By Mariela Santos-Muñiz
Do you ever find yourself wondering how your favorite children's book authors get their books published? Every author’s journey to getting published varies- from how much time it takes to acquire representation (to get an agent); to if the author is offered an advance and how much money that is; and how the book comes together before it’s finally published. These are just a few steps in the process, and it can be complicated.
In order to demystify the process a little bit, you can find some general information here on the publishing journey. A journey which is super important, considering that it determines which books are published, and how they get in front of readers.
It’s important to note however, that this doesn’t apply to self-publishing and the following information is U.S-centric.
Writing the Book and Landing an Agent
As mentioned above, the time that it takes to write a book and sign with an agent is different for every author. Some authors query several books to agents before acquiring representation; they don’t sign with the first book they wrote. It can take years to secure representation.
A query letter can be defined as having: “one purpose, and one purpose only: to seduce the agent or editor into reading or requesting your work,” according to Jane Friedman. An established veteran of the publishing industry, Friedman recommends sending queries when an author’s book manuscript is complete. For more information on the query letter, read from Friedman’s website.
Once an agent takes a look at an author’s writing, they decide whether or not they want to move forward or not with the query. If representation is ultimately offered, the author can choose whether or not to sign with that agent.
The agent-author relationship is very important. And one of the key responsibilities of the agent is to contact publishers to try and sell their author’s book. Agents also work on negotiations with publishers, among other work.
There are many literary agencies that represent authors across categories and genres, and most of them are located in New York City. Some are small or boutique agencies, and can be made up of just one agent, while others are considerably larger.
Authors looking for representation can go to literary agency websites to see which specific agents are open to queries, and which types of stories they’re interested in representing.
Authors looking for representation can sometimes check on social media as well; for example, some agents and literary agencies share who is open or closed to queries on Twitter. Poets & Writers also has a database you can check out, if you’re interested.
There are authors that spend their whole writing careers being represented by one agent, while others may change their representation at some point. Additionally, there are agents that represent the literary estates of deceased authors.
Selling to a Publisher and Putting the Book Together
If you like books, then you might’ve already heard the names of some of the big U.S. publishers. These include Simon & Schuster, Penguin Random House, or an academic publishing house like Harvard University Press.
A variety of editors work at publishing houses, and play an important role in developing the manuscripts that are bought.
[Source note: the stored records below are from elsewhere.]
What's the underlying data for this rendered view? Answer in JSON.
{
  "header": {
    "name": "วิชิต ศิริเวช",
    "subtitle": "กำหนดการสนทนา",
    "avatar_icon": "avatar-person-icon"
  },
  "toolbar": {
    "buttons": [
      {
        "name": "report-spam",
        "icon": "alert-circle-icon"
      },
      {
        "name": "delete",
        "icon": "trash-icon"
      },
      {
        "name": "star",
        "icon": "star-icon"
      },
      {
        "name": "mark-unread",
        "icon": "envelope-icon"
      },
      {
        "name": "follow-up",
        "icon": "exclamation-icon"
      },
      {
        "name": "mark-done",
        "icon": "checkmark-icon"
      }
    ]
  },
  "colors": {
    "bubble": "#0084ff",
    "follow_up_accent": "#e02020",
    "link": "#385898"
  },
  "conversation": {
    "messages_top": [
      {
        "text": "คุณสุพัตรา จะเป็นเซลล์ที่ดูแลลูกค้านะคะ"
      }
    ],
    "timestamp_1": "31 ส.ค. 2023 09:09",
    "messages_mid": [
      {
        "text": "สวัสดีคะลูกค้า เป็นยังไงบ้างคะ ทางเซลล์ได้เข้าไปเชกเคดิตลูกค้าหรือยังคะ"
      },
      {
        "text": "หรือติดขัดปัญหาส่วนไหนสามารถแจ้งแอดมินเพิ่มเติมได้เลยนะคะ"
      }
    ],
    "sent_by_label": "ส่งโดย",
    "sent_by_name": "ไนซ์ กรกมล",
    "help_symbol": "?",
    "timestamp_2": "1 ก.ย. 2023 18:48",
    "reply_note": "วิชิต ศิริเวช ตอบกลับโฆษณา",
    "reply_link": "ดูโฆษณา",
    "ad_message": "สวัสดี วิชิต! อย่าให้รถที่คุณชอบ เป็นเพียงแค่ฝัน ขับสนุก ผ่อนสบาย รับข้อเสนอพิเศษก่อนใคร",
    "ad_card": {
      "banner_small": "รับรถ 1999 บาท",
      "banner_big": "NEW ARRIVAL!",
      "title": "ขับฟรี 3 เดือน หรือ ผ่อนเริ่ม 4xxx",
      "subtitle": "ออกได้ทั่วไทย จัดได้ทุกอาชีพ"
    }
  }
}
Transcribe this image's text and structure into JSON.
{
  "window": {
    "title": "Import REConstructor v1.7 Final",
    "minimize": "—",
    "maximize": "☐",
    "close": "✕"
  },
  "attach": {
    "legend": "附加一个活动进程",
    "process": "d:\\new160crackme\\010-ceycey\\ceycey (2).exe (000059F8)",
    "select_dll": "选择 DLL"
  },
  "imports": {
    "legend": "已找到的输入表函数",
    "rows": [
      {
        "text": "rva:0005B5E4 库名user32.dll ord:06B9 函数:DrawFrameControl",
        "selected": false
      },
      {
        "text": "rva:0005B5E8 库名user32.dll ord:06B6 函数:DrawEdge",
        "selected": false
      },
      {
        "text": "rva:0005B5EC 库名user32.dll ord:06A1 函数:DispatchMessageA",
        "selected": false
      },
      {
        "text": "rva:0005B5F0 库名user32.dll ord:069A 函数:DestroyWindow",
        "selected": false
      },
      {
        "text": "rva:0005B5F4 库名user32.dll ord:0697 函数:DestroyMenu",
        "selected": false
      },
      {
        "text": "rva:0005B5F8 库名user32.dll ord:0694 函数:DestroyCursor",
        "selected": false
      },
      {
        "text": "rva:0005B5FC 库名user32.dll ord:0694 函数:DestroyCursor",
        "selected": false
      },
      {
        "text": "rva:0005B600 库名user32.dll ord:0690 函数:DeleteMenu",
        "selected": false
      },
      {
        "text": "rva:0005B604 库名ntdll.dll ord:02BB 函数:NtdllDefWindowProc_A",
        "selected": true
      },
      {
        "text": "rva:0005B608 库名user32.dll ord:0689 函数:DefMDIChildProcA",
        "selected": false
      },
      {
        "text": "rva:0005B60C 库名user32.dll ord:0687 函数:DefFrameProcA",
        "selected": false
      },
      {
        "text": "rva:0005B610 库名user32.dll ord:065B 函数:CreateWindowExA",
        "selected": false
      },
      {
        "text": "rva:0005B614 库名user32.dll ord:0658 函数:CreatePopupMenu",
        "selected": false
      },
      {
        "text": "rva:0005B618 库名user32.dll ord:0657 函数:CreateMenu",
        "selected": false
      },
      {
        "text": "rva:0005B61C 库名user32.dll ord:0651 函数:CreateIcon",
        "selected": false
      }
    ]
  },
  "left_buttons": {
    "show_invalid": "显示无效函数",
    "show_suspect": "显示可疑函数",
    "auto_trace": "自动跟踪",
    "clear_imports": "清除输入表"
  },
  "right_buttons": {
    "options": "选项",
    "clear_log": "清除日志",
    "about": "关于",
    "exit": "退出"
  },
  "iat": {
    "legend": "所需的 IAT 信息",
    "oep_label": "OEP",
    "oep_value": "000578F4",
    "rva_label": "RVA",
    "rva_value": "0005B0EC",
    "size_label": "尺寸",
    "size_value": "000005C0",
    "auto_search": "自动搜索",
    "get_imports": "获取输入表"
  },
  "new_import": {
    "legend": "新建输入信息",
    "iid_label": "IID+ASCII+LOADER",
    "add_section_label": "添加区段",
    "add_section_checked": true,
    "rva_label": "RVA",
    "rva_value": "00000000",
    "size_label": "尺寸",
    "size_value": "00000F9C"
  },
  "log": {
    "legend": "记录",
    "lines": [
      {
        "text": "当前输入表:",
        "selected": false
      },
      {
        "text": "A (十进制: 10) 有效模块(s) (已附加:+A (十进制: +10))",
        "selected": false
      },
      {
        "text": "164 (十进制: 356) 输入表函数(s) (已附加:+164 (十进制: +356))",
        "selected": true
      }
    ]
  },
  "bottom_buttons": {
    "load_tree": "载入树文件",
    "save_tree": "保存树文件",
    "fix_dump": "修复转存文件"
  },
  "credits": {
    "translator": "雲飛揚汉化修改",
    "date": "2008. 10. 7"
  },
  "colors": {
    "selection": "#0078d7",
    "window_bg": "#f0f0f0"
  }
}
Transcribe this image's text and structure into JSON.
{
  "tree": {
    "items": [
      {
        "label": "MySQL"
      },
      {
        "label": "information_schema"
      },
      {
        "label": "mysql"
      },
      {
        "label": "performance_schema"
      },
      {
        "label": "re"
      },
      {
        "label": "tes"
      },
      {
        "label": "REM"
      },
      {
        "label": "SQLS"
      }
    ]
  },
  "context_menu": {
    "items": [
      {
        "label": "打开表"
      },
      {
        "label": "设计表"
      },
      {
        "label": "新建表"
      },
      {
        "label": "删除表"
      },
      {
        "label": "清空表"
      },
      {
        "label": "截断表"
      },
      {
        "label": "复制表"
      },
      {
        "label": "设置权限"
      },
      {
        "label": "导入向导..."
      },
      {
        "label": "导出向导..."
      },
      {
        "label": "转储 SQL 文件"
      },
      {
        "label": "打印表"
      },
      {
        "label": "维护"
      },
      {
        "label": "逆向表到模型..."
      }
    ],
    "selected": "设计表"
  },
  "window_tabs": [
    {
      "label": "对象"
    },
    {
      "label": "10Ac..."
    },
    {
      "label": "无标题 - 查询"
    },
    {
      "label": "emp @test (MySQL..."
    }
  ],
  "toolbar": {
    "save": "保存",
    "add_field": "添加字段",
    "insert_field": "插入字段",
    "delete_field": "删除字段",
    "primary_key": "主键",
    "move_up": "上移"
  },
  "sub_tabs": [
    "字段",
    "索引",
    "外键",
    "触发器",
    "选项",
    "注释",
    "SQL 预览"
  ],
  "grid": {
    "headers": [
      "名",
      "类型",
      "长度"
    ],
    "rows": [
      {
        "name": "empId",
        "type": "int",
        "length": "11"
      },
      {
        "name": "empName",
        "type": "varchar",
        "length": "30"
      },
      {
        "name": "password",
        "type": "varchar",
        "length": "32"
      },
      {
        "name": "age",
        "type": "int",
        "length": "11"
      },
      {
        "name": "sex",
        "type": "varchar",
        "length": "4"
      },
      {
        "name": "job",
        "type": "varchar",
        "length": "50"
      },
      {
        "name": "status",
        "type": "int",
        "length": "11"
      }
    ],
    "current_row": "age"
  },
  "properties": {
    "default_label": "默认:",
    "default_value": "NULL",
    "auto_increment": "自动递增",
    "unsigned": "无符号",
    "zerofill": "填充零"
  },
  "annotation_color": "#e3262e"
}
Per the University of Chicago Press, an editor’s title can be different based on the house where they work, but some title options are acquiring editor, copy editor, development editor, and managing editor. Among the work that editors do, is recommend changes to a manuscript and look for writing mistakes to correct. All authors, including the biggest names in the industry, go through an editing process with their manuscript, before the book is published.
Additional publishing industry professionals that play a crucial role in the process are those in marketing. They help with how an author’s book is presented to the world, which has an impact on how well the book sells. And publishing houses want to make back the money that they invested into the book - the publishing industry is a business, after all.
Part of the process are also the designers and artists which work on how the book looks, and the cover - all details that are meant to catch a reader’s attention. And the manufacturers that put the copies of the book together, and prepare them to be shipped.
Remember, this is just a brief introduction on the journey to getting published. Make sure to read more information on the process from credible sources.
Mariela Santos-Muñiz is a freelance journalist and writer, currently based in Puerto Rico. Bilingual in English and Spanish, her written work has appeared in Nylon, The Daily Dot, Book Riot, Bustle, and more. Santos-Muñiz is an alum of Boston University, with an M.A. in International Relations and International Communications. Follow her on Twitter @mellamomariela or find her at marielasantosmuniz.squarespace.com.